- **What you will do**
Extract each line of the data below exactly as written.

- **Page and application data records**
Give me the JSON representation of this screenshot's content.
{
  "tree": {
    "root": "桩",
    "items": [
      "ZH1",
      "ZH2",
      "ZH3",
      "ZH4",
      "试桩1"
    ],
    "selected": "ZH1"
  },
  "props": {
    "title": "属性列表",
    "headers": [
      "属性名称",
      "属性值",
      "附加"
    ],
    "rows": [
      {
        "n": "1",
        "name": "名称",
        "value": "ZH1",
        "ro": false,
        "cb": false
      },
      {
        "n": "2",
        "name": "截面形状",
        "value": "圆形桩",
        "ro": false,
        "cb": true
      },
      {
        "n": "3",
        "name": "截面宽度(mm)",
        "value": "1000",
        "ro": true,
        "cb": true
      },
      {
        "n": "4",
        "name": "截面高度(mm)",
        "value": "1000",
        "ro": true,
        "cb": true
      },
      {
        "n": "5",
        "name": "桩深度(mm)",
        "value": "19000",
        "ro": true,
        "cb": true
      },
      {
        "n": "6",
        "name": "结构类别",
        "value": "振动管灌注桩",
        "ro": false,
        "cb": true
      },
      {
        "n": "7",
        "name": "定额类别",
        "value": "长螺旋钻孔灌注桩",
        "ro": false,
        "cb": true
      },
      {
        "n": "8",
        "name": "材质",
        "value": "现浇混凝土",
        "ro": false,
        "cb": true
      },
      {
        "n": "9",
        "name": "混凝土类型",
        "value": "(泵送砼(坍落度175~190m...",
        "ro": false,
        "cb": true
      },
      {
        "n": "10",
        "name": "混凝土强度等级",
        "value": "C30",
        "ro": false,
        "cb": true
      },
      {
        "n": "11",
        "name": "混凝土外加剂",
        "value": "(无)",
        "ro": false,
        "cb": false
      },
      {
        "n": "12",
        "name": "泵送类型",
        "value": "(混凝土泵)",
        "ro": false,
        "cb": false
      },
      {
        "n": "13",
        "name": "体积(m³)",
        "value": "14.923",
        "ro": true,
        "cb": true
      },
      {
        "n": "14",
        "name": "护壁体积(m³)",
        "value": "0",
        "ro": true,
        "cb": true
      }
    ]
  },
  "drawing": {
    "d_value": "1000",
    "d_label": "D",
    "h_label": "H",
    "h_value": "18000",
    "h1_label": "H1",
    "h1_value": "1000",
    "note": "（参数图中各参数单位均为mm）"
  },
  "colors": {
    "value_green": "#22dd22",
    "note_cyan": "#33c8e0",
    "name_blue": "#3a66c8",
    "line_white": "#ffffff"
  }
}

- **Reply to the exercise**
Give me the JSON representation of this screenshot's content.
{
  "tree": {
    "root": "桩",
    "items": [
      "ZH1",
      "ZH2",
      "ZH3",
      "ZH4",
      "试桩1"
    ],
    "selected": "ZH1"
  },
  "props": {
    "title": "属性列表",
    "headers": [
      "属性名称",
      "属性值",
      "附加"
    ],
    "rows": [
      {
        "n": "1",
        "name": "名称",
        "value": "ZH1",
        "ro": false,
        "cb": false
      },
      {
        "n": "2",
        "name": "截面形状",
        "value": "圆形桩",
        "ro": false,
        "cb": true
      },
      {
        "n": "3",
        "name": "截面宽度(mm)",
        "value": "1000",
        "ro": true,
        "cb": true
      },
      {
        "n": "4",
        "name": "截面高度(mm)",
        "value": "1000",
        "ro": true,
        "cb": true
      },
      {
        "n": "5",
        "name": "桩深度(mm)",
        "value": "19000",
        "ro": true,
        "cb": true
      },
      {
        "n": "6",
        "name": "结构类别",
        "value": "振动管灌注桩",
        "ro": false,
        "cb": true
      },
      {
        "n": "7",
        "name": "定额类别",
        "value": "长螺旋钻孔灌注桩",
        "ro": false,
        "cb": true
      },
      {
        "n": "8",
        "name": "材质",
        "value": "现浇混凝土",
        "ro": false,
        "cb": true
      },
      {
        "n": "9",
        "name": "混凝土类型",
        "value": "(泵送砼(坍落度175~190m...",
        "ro": false,
        "cb": true
      },
      {
        "n": "10",
        "name": "混凝土强度等级",
        "value": "C30",
        "ro": false,
        "cb": true
      },
      {
        "n": "11",
        "name": "混凝土外加剂",
        "value": "(无)",
        "ro": false,
        "cb": false
      },
      {
        "n": "12",
        "name": "泵送类型",
        "value": "(混凝土泵)",
        "ro": false,
        "cb": false
      },
      {
        "n": "13",
        "name": "体积(m³)",
        "value": "14.923",
        "ro": true,
        "cb": true
      },
      {
        "n": "14",
        "name": "护壁体积(m³)",
        "value": "0",
        "ro": true,
        "cb": true
      }
    ]
  },
  "drawing": {
    "d_value": "1000",
    "d_label": "D",
    "h_label": "H",
    "h_value": "18000",
    "h1_label": "H1",
    "h1_value": "1000",
    "note": "（参数图中各参数单位均为mm）"
  },
  "colors": {
    "value_green": "#22dd22",
    "note_cyan": "#33c8e0",
    "name_blue": "#3a66c8",
    "line_white": "#ffffff"
  }
}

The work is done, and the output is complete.